- Matching the Microsoft Technology Associate at the high school and community college, cert for cert
- Playing some kind of “how low can you go?” game in defining what “entry-level credential” means these days, as big programs seek to embrace ever-broader portions at the bottom of the technology pyramid seeking to funnel more candidates into their embraces and programs
No, it seems that a big driver for this program came from big companies like NCR, RescueCom, Dimension Data, and so forth, that need to dispatch qualified service technicians to onsite customer locations. These technicians have to be able to run basic troubleshooting maneuvers, diagnostics, and so forth, and must know how to swap out switch and router modules (CCT Routing and Switching), work with Cisco Unified Computing Systems components and servers, accessories, cabling, and interfaces (CCT Data Center), or do likewise with Cisco TelePresence models, accessories, cabling, and interfaces (CCT TelePresence). In other words, this is a hands-on program that’s designed to make sure CCTs who go onsite know what they’ll be working with, what kinds of things to test and check to identify problems, and what kinds of devices, modules, cables, and so forth to swap out to fix such problems.

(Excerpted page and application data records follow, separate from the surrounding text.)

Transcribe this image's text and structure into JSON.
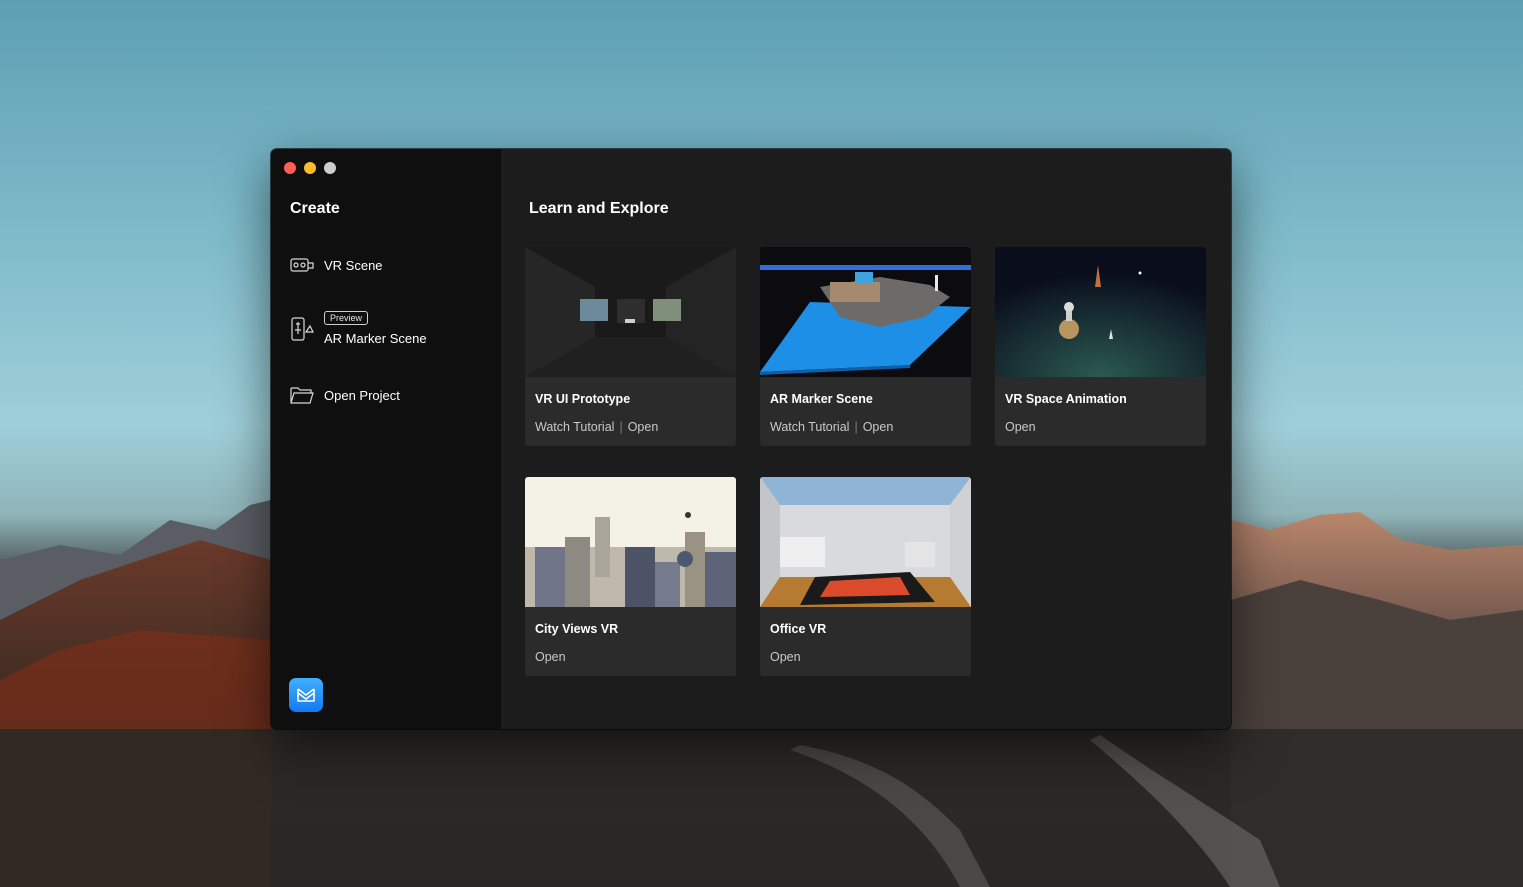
{
  "window": {
    "controls": [
      "close",
      "minimize",
      "zoom"
    ]
  },
  "sidebar": {
    "title": "Create",
    "items": [
      {
        "label": "VR Scene",
        "icon": "vr-headset-icon"
      },
      {
        "label": "AR Marker Scene",
        "badge": "Preview",
        "icon": "ar-phone-icon"
      },
      {
        "label": "Open Project",
        "icon": "folder-icon"
      }
    ],
    "app_icon": "app-logo-icon"
  },
  "main": {
    "title": "Learn and Explore",
    "cards": [
      {
        "title": "VR UI Prototype",
        "link1": "Watch Tutorial",
        "link2": "Open"
      },
      {
        "title": "AR Marker Scene",
        "link1": "Watch Tutorial",
        "link2": "Open"
      },
      {
        "title": "VR Space Animation",
        "link1": "Open"
      },
      {
        "title": "City Views VR",
        "link1": "Open"
      },
      {
        "title": "Office VR",
        "link1": "Open"
      }
    ]
  },
  "colors": {
    "accent": "#1478f2",
    "window_bg": "#1c1c1c",
    "sidebar_bg": "#0f0f0f",
    "card_bg": "#2b2b2b"
  }
}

I see this as a good thing for serveral reasons. First, because the CCT feeds into the CCNA, it will help to ensure that CCTs seeking CCNA certification will have some hands-on knowledge and experience with Cisco gear as it’s used in the field. Second, it includes a built-in guarantee of experience and brings both theory and practice together in helpful ways. Third, it teaches solid well-understood maintenance and troubleshooting procedures, which make a great foundation for working in and around networks and networking technologies.
I also had a chance to look through the CCT online training modules for the CCT Routing and Switching courseware ($299 for one year of online access through the Cisco Store: courseware link). Cisco Learning has done a bang-up job of putting a great set of training materials together, and of making them available as a sequence of relatively short (under 15 minutes per module) elements that should work well to train folks who are constantly on the move and who can’t turn off the world to sit in a classroom for days at a time to learn this subject matter.
Overall, the CCT looks pretty interesting, and should give the new entry level Cisco cert candidates a great opportunity to mix hands-on interaction with theory, and to put both learning elements to work on the job.